Mrs. Rosner’s chapter “Papier-Mâché Bindings: Shining in Black and Gorgeous with Pearl and Gold” traces the development of this type of binding in association with other decorative arts of the period. Papier-mâché products were so popular that entire factories in the United States were devoted to their production, and Birmingham, England, became the center of a large industry. Household items such as women’s dressing cases and writing desks and larger items such as interior panels for steamships and piano cases were made with papier- mâché.
Papier-mâché bindings were one of several binding styles used in the production of gift books, though it was the most expensive. Adorned with mother-of-pearl, gold, and painted embellishments, these “annuals” or “keepsakes” were usually purchased as birthday and holiday presents or associated with courtship. While initially extremely profitable to publishers, gift books fell out of favor as readers grew tired of the same content, and, with changing tastes, papier-mâché bindings were increasingly perceived as gaudy and old-fashioned.

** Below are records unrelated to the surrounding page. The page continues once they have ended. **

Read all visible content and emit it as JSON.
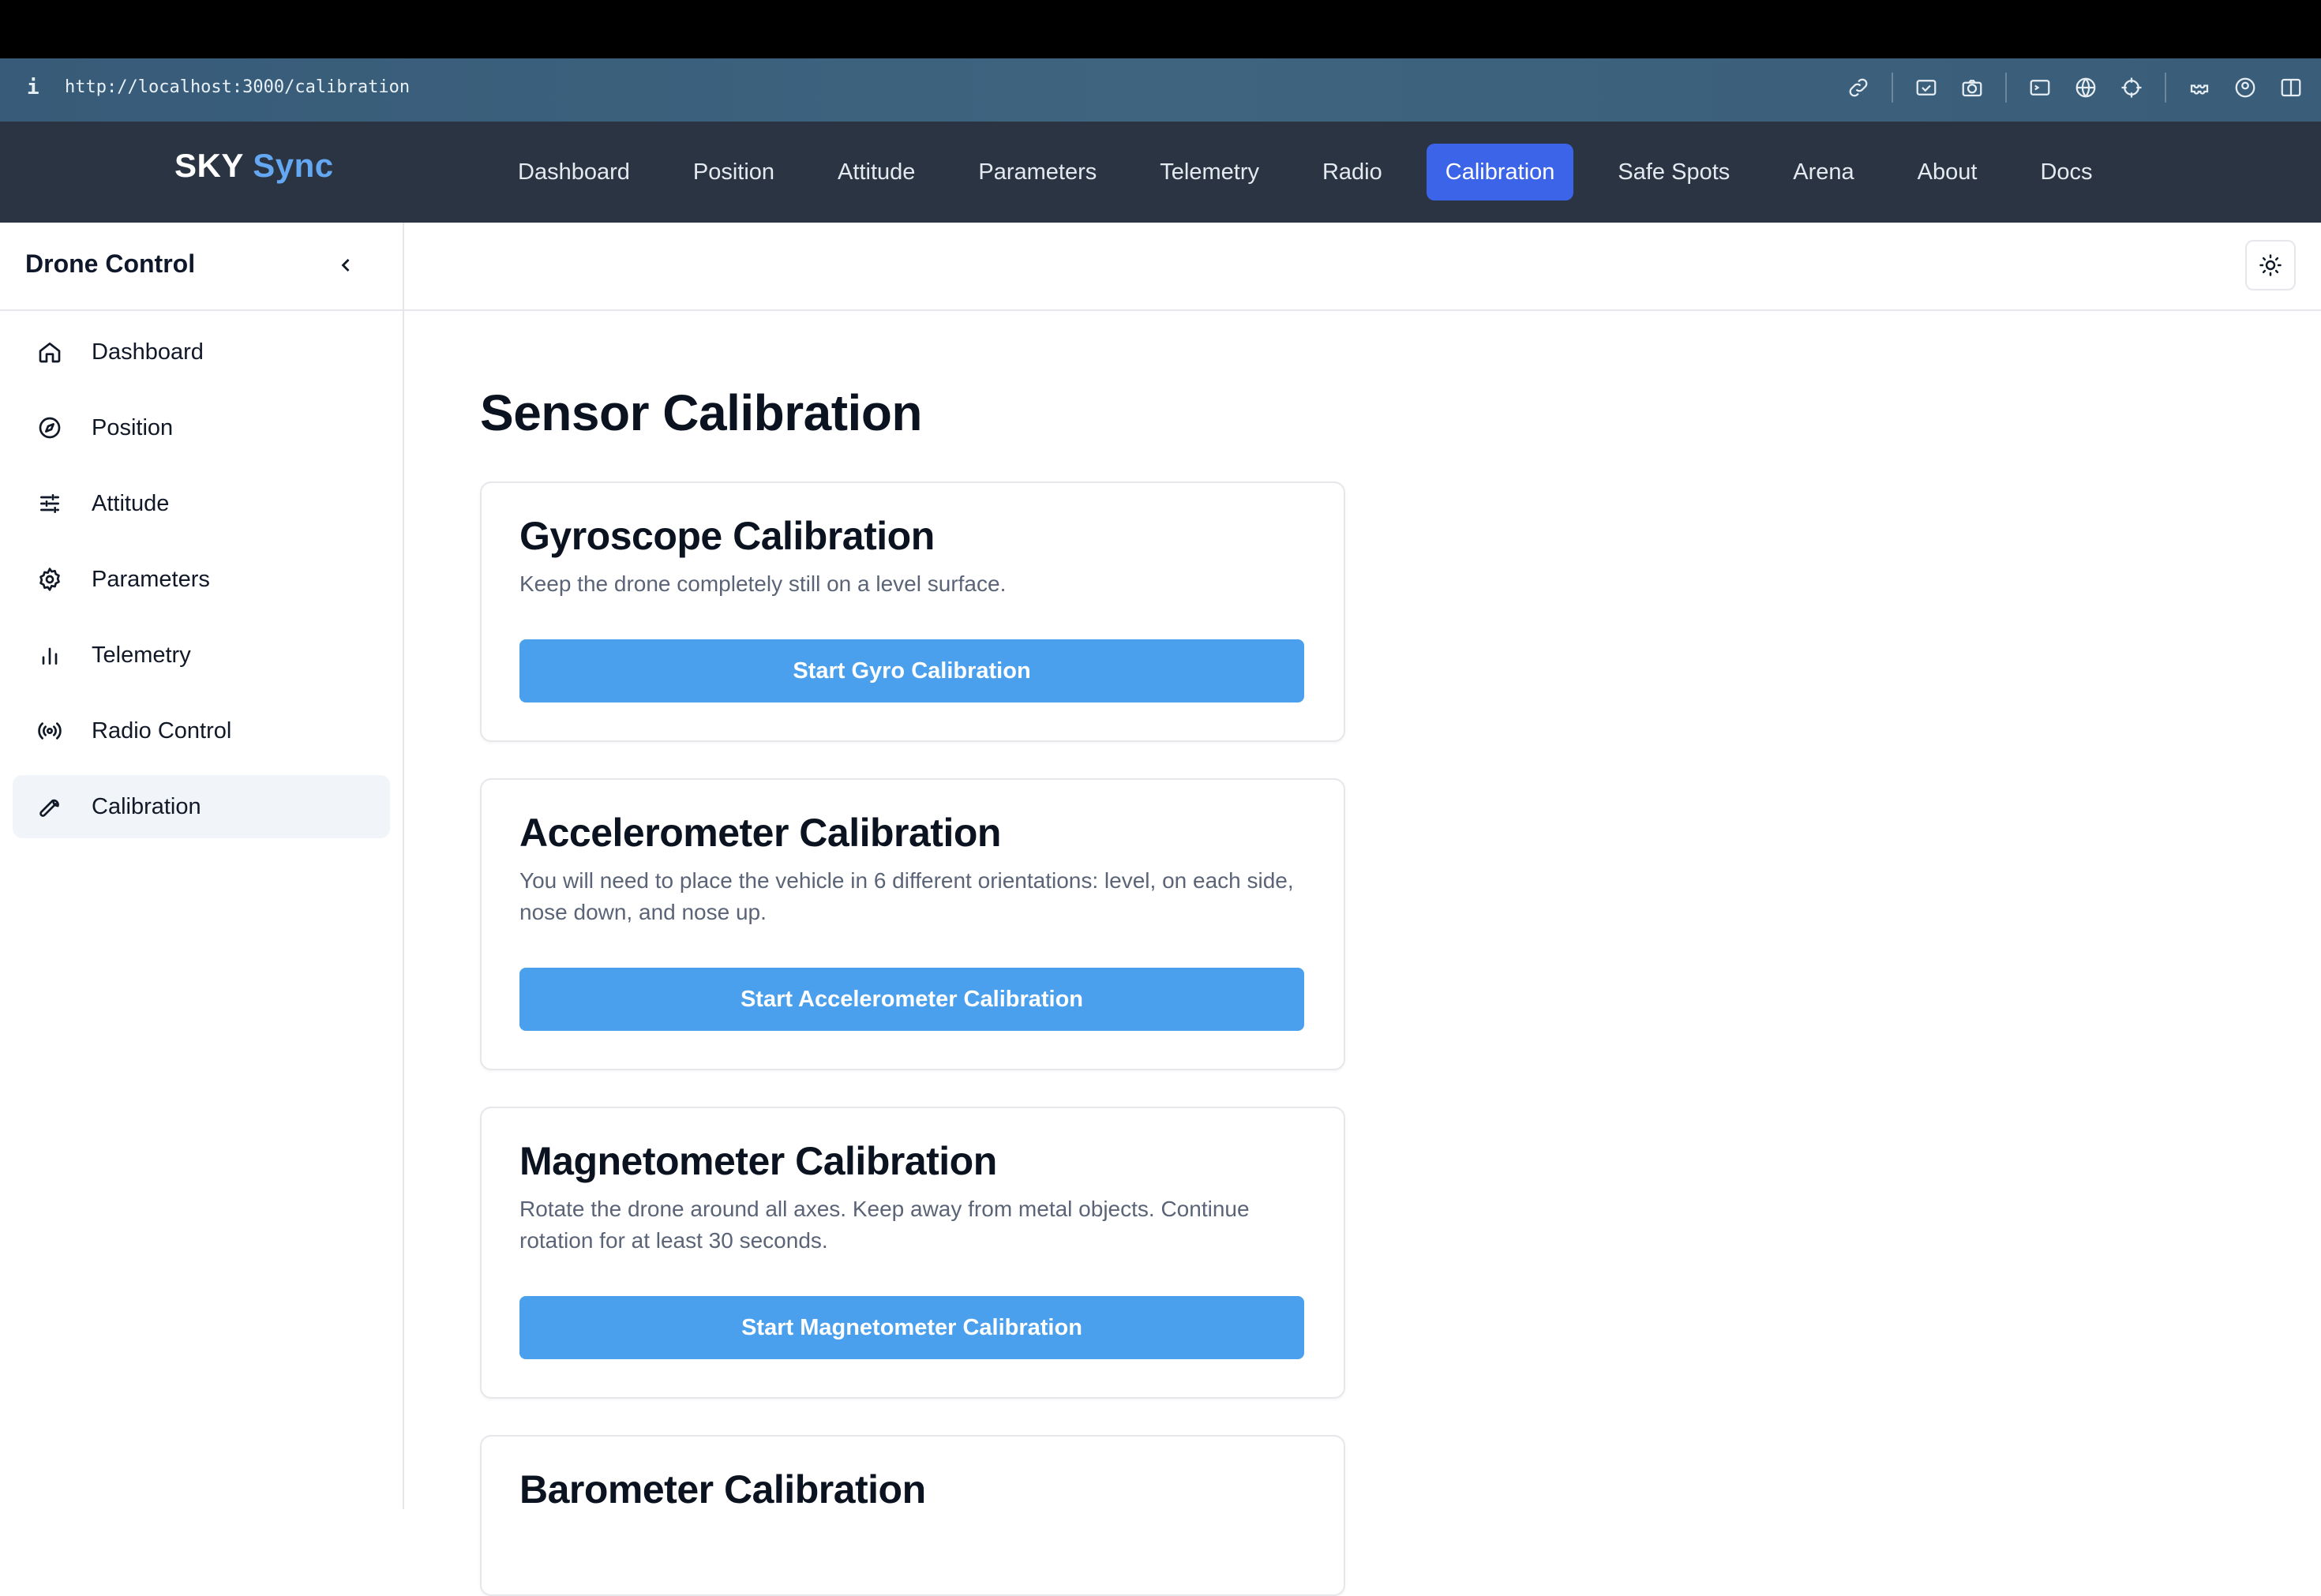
{
  "browser": {
    "info_glyph": "i",
    "url": "http://localhost:3000/calibration",
    "toolbar_icons": [
      "link-icon",
      "image-icon",
      "camera-icon",
      "terminal-icon",
      "globe-icon",
      "crosshair-icon",
      "extensions-icon",
      "profile-icon",
      "sidebar-icon"
    ]
  },
  "navbar": {
    "brand_primary": "SKY",
    "brand_accent": "Sync",
    "accent_color": "#64a7f2",
    "links": [
      "Dashboard",
      "Position",
      "Attitude",
      "Parameters",
      "Telemetry",
      "Radio",
      "Calibration",
      "Safe Spots",
      "Arena",
      "About",
      "Docs"
    ],
    "active": "Calibration",
    "active_color": "#3b64e8"
  },
  "sidebar": {
    "title": "Drone Control",
    "items": [
      {
        "label": "Dashboard",
        "icon": "home-icon"
      },
      {
        "label": "Position",
        "icon": "compass-icon"
      },
      {
        "label": "Attitude",
        "icon": "sliders-icon"
      },
      {
        "label": "Parameters",
        "icon": "gear-icon"
      },
      {
        "label": "Telemetry",
        "icon": "bar-chart-icon"
      },
      {
        "label": "Radio Control",
        "icon": "radio-icon"
      },
      {
        "label": "Calibration",
        "icon": "wrench-icon"
      }
    ],
    "active": "Calibration"
  },
  "main": {
    "title": "Sensor Calibration",
    "button_color": "#4ba0ee",
    "cards": [
      {
        "title": "Gyroscope Calibration",
        "description": "Keep the drone completely still on a level surface.",
        "button": "Start Gyro Calibration"
      },
      {
        "title": "Accelerometer Calibration",
        "description": "You will need to place the vehicle in 6 different orientations: level, on each side, nose down, and nose up.",
        "button": "Start Accelerometer Calibration"
      },
      {
        "title": "Magnetometer Calibration",
        "description": "Rotate the drone around all axes. Keep away from metal objects. Continue rotation for at least 30 seconds.",
        "button": "Start Magnetometer Calibration"
      },
      {
        "title": "Barometer Calibration"
      }
    ]
  }
}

The editor of Suave Mechanicals Julia Miller was the first Library Company Fellow to study bookbinding in fall 2010. In addition to serving as editor, she also contributed an essay on scaleboard bindings. Both Ms. Rosner and Ms. Miller mention and include illustrations of many books from the Library Company’s collections in their essays.